proven useful in a number of unrelated situations as well. It has
allowed me to find a number of dropped items (dropped by myself, my
daughter and imperfect strangers) on unlit squares and parking places
as well as closer to home. The Pak-Lite also served admirably as a
night light for my daughter when she couldn't sleep (on the "low"
setting). 20 hours (over the course of three nights) on "low"
correspond to 1.66 % of the total claimed battery life. Easily worth
three nights of sleep in my book (in my bed, too). I've never before
had a light where the spectre of failing batteries has kept its
distance for so long. I really like that.
The light is an excellent package for adequate light in most
situations without having to worry about recharging, so small and
light that I can (and still do) carry it everywhere without noticing
it. If I were to start on a through-hike of anything at this point,
this is probably the light I would take even if I wasn't testing it.
The one gripe I have is the lack of an even brighter setting to spot
things at a bit of distance.
Suggestions for Improvement:
Well, if the manufacturer found a way to address my one gripe
(above), this light would be perfect.
Personal Biographical Information:
Name: André Corterier
Height: 1,85 m (6 ft 1 in)
Weight: 80 kg (175 lb)
Home: Bonn, Germany
I began backpacking in my late teens using Europe's "InterRail"-
System weight hardly mattered, as we were on trains a lot.

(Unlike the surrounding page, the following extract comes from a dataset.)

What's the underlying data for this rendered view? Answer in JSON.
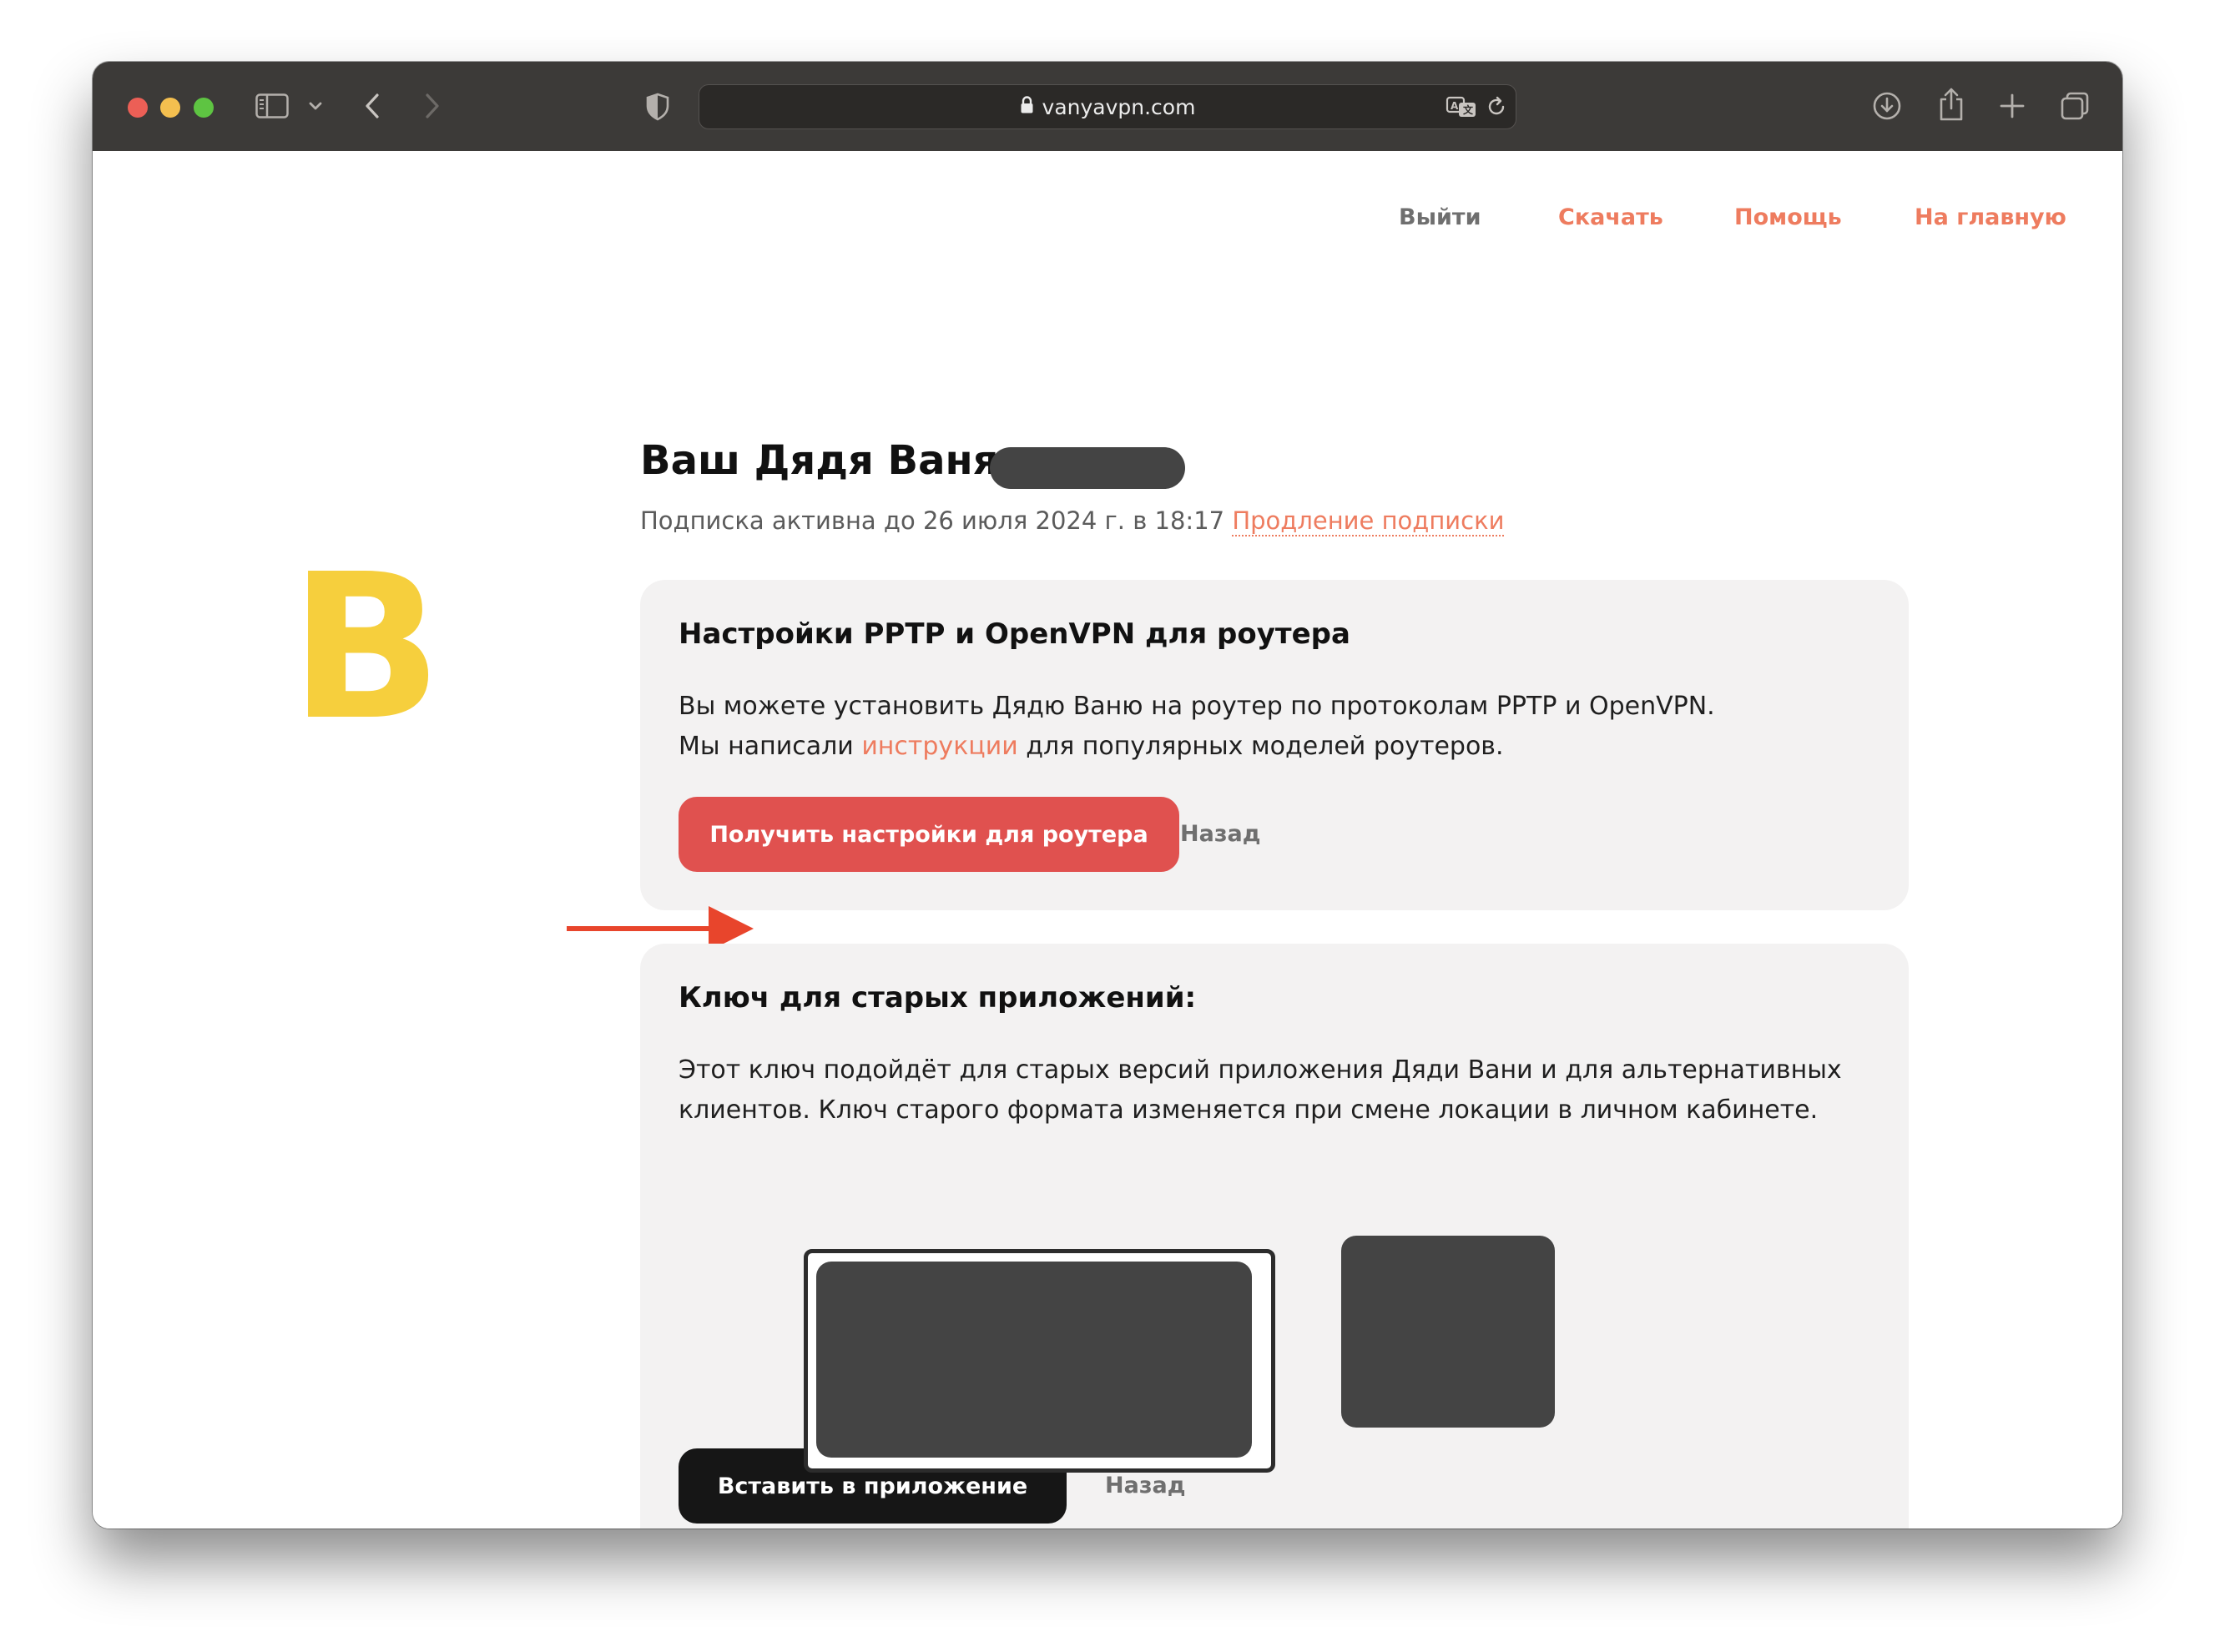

I
recently rediscovered backpacking and have started out slowly
single-day 15 mile (24 km) jaunts by myself or even shorter hikes in
the company of my little daughter. I am getting started on longer
hikes, as a lightweight packer and hammock-camper. I've begun
upgrading my old gear and am now shooting for a dry FSO weight of
about 10 kg for three-season camping. Not quite there yet.